> [TASK DETAILS]: Look through the entries below and show every line containing the word "accel".

> [GIVEN DATA]:
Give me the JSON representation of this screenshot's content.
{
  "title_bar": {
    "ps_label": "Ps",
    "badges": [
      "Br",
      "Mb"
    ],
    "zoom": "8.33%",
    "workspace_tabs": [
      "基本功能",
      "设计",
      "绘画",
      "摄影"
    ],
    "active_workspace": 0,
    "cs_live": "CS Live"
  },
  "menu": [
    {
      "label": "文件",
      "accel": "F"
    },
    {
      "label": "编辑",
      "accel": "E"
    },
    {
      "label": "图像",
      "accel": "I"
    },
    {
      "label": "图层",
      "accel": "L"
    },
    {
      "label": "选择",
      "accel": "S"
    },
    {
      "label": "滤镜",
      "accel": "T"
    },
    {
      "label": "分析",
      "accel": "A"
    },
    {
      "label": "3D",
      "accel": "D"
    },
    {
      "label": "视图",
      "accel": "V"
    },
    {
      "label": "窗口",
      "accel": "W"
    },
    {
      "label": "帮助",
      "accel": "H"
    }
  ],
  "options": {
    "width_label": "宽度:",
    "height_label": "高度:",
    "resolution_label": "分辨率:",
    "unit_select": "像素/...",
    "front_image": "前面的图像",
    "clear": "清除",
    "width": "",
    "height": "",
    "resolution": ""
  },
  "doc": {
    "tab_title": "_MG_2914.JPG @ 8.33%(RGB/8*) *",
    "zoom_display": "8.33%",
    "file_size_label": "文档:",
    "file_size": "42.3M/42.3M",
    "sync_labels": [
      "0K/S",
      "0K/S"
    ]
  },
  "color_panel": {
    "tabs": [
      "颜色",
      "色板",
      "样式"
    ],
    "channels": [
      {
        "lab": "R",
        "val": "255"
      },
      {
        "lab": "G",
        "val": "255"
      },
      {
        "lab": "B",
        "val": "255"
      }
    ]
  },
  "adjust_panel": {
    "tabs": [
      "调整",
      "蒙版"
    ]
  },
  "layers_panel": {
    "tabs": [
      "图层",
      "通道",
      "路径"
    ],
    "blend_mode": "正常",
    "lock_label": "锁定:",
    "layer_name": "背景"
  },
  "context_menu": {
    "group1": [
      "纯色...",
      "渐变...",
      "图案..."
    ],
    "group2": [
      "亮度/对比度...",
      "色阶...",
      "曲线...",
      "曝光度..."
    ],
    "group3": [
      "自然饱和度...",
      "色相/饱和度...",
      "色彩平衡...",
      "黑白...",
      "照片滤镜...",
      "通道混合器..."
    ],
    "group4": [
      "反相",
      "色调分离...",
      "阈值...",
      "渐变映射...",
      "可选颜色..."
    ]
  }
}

> [SOLUTION TO THIS TASK]:
      "accel": "F"
      "accel": "E"
      "accel": "I"
      "accel": "L"
      "accel": "S"
      "accel": "T"
      "accel": "A"
      "accel": "D"
      "accel": "V"
      "accel": "W"
      "accel": "H"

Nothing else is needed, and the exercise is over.